Any or all of the structures within the orbit may become inflamed.
Inflammation of the orbit can be the result of a bodywide (systemic) inflammatory disorder. Sometimes the inflammation affects only the eye.
Systemic inflammatory disorders that affect the eye include Wegener's granulomatosis, in which there is generalized inflammation of blood vessels (called vasculitis). Inflammatory disorders that affect only the eye include scleritis, in which the white coat of the eye (sclera) becomes inflamed. Eyelid disorders with inflammation are discussed elsewhere (see Eyelid and Tearing Disorders). Inflammation affecting the lacrimal gland, located at the upper outer edge of the orbit (Fig. 1: Where Tears Come From), is called inflammatory dacryoadenitis. Inflammation affecting one of the muscles that move the eye is called myositis. Inflammation affecting the entire orbit and its contents is called inflammatory orbital pseudotumor (which is not really a tumor and is not a cancer) or nonspecific orbital inflammation.

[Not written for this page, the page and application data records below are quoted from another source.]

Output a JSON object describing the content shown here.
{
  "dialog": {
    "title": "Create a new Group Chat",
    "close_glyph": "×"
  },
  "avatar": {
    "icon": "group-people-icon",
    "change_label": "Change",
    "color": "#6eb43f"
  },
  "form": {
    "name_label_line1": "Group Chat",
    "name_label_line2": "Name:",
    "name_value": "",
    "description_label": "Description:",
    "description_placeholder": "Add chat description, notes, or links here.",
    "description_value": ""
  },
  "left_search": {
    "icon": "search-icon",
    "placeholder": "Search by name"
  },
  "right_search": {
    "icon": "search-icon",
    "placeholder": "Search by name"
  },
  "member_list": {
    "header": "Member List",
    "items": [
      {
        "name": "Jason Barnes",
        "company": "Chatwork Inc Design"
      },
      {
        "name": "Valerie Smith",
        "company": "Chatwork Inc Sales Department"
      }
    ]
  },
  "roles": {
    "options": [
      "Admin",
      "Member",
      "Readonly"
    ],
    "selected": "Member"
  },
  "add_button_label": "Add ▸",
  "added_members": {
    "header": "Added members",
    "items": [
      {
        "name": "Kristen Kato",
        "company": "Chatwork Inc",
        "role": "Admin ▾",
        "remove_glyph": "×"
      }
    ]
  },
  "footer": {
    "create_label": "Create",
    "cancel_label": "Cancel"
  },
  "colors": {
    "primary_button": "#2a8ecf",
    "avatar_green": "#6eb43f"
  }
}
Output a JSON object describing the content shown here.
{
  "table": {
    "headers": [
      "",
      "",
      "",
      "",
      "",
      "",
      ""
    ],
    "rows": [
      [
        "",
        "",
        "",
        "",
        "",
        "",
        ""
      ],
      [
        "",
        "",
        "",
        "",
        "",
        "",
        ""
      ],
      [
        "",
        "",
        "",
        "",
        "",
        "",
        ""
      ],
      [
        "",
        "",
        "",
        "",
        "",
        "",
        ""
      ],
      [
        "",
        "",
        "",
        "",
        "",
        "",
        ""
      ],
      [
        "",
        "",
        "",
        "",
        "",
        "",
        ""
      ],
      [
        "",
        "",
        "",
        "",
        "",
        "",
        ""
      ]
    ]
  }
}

Symptoms vary depending on which structures are actually inflamed. In general, symptoms start rather suddenly, typically over a few days. Pain and redness of the eyeball or eyelid occur. Pain can be severe and incapacitating at times. Abnormal bulging of the eyes (proptosis—bulging can also be called exophthalmos), double vision, and vision loss are also possible.
Computed tomography (CT) or magnetic resonance imaging (MRI) is done. A doctor may take a sample from the inflamed area for examination under a microscope (biopsy) to determine the cause.
Many disorders causing inflammation are treated with a corticosteroid drug, which can be given by mouth. Corticosteroids can be given by vein (intravenously) if the inflammation is severe. Radiation therapy or drugs and treatments that change the body's immune responses (for example, methotrexate or cyclophosphamide) may sometimes be used. Less often, newer drugs (such as infliximab or rituximab) are used.
Last full review/revision July 2012 by James Garrity, MD